-- Input data follows --

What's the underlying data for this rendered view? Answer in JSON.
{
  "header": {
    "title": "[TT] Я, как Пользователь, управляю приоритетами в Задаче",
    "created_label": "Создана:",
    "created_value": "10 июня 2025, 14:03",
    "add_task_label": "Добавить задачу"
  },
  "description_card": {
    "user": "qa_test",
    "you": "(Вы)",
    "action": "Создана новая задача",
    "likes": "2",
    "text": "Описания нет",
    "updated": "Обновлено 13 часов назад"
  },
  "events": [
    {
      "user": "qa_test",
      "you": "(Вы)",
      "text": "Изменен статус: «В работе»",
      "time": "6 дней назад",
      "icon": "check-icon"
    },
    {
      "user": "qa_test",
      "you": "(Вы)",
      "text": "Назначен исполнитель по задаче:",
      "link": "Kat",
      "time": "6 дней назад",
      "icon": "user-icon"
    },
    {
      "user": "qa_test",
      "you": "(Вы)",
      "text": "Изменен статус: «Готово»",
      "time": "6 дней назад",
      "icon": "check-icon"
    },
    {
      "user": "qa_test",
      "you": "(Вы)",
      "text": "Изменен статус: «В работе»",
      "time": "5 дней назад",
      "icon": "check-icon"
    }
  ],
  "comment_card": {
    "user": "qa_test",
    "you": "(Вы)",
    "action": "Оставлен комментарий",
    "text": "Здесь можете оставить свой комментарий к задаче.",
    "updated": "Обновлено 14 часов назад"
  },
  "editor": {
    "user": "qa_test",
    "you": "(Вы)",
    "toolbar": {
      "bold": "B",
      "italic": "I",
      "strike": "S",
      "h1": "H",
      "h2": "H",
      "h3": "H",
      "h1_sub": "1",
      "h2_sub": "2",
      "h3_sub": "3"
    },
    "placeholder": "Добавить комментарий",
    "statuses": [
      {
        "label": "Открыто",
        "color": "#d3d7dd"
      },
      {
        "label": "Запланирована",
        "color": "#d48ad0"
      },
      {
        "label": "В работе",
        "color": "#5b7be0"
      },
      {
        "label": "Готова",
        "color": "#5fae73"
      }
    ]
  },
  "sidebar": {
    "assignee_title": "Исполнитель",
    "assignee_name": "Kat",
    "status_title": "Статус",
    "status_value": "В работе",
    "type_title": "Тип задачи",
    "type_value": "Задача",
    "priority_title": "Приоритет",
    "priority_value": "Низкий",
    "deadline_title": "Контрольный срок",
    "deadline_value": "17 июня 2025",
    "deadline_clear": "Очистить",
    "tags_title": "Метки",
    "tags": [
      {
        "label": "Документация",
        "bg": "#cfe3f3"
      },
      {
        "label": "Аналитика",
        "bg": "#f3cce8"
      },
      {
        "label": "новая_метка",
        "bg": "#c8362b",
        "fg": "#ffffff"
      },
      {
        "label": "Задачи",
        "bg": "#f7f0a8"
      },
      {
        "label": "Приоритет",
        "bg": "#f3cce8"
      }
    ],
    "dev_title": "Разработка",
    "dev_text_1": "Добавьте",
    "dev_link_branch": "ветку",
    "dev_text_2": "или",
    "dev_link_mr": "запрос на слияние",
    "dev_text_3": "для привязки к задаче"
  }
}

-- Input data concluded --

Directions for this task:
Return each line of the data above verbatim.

Output for this exercise:
What's the underlying data for this rendered view? Answer in JSON.
{
  "header": {
    "title": "[TT] Я, как Пользователь, управляю приоритетами в Задаче",
    "created_label": "Создана:",
    "created_value": "10 июня 2025, 14:03",
    "add_task_label": "Добавить задачу"
  },
  "description_card": {
    "user": "qa_test",
    "you": "(Вы)",
    "action": "Создана новая задача",
    "likes": "2",
    "text": "Описания нет",
    "updated": "Обновлено 13 часов назад"
  },
  "events": [
    {
      "user": "qa_test",
      "you": "(Вы)",
      "text": "Изменен статус: «В работе»",
      "time": "6 дней назад",
      "icon": "check-icon"
    },
    {
      "user": "qa_test",
      "you": "(Вы)",
      "text": "Назначен исполнитель по задаче:",
      "link": "Kat",
      "time": "6 дней назад",
      "icon": "user-icon"
    },
    {
      "user": "qa_test",
      "you": "(Вы)",
      "text": "Изменен статус: «Готово»",
      "time": "6 дней назад",
      "icon": "check-icon"
    },
    {
      "user": "qa_test",
      "you": "(Вы)",
      "text": "Изменен статус: «В работе»",
      "time": "5 дней назад",
      "icon": "check-icon"
    }
  ],
  "comment_card": {
    "user": "qa_test",
    "you": "(Вы)",
    "action": "Оставлен комментарий",
    "text": "Здесь можете оставить свой комментарий к задаче.",
    "updated": "Обновлено 14 часов назад"
  },
  "editor": {
    "user": "qa_test",
    "you": "(Вы)",
    "toolbar": {
      "bold": "B",
      "italic": "I",
      "strike": "S",
      "h1": "H",
      "h2": "H",
      "h3": "H",
      "h1_sub": "1",
      "h2_sub": "2",
      "h3_sub": "3"
    },
    "placeholder": "Добавить комментарий",
    "statuses": [
      {
        "label": "Открыто",
        "color": "#d3d7dd"
      },
      {
        "label": "Запланирована",
        "color": "#d48ad0"
      },
      {
        "label": "В работе",
        "color": "#5b7be0"
      },
      {
        "label": "Готова",
        "color": "#5fae73"
      }
    ]
  },
  "sidebar": {
    "assignee_title": "Исполнитель",
    "assignee_name": "Kat",
    "status_title": "Статус",
    "status_value": "В работе",
    "type_title": "Тип задачи",
    "type_value": "Задача",
    "priority_title": "Приоритет",
    "priority_value": "Низкий",
    "deadline_title": "Контрольный срок",
    "deadline_value": "17 июня 2025",
    "deadline_clear": "Очистить",
    "tags_title": "Метки",
    "tags": [
      {
        "label": "Документация",
        "bg": "#cfe3f3"
      },
      {
        "label": "Аналитика",
        "bg": "#f3cce8"
      },
      {
        "label": "новая_метка",
        "bg": "#c8362b",
        "fg": "#ffffff"
      },
      {
        "label": "Задачи",
        "bg": "#f7f0a8"
      },
      {
        "label": "Приоритет",
        "bg": "#f3cce8"
      }
    ],
    "dev_title": "Разработка",
    "dev_text_1": "Добавьте",
    "dev_link_branch": "ветку",
    "dev_text_2": "или",
    "dev_link_mr": "запрос на слияние",
    "dev_text_3": "для привязки к задаче"
  }
}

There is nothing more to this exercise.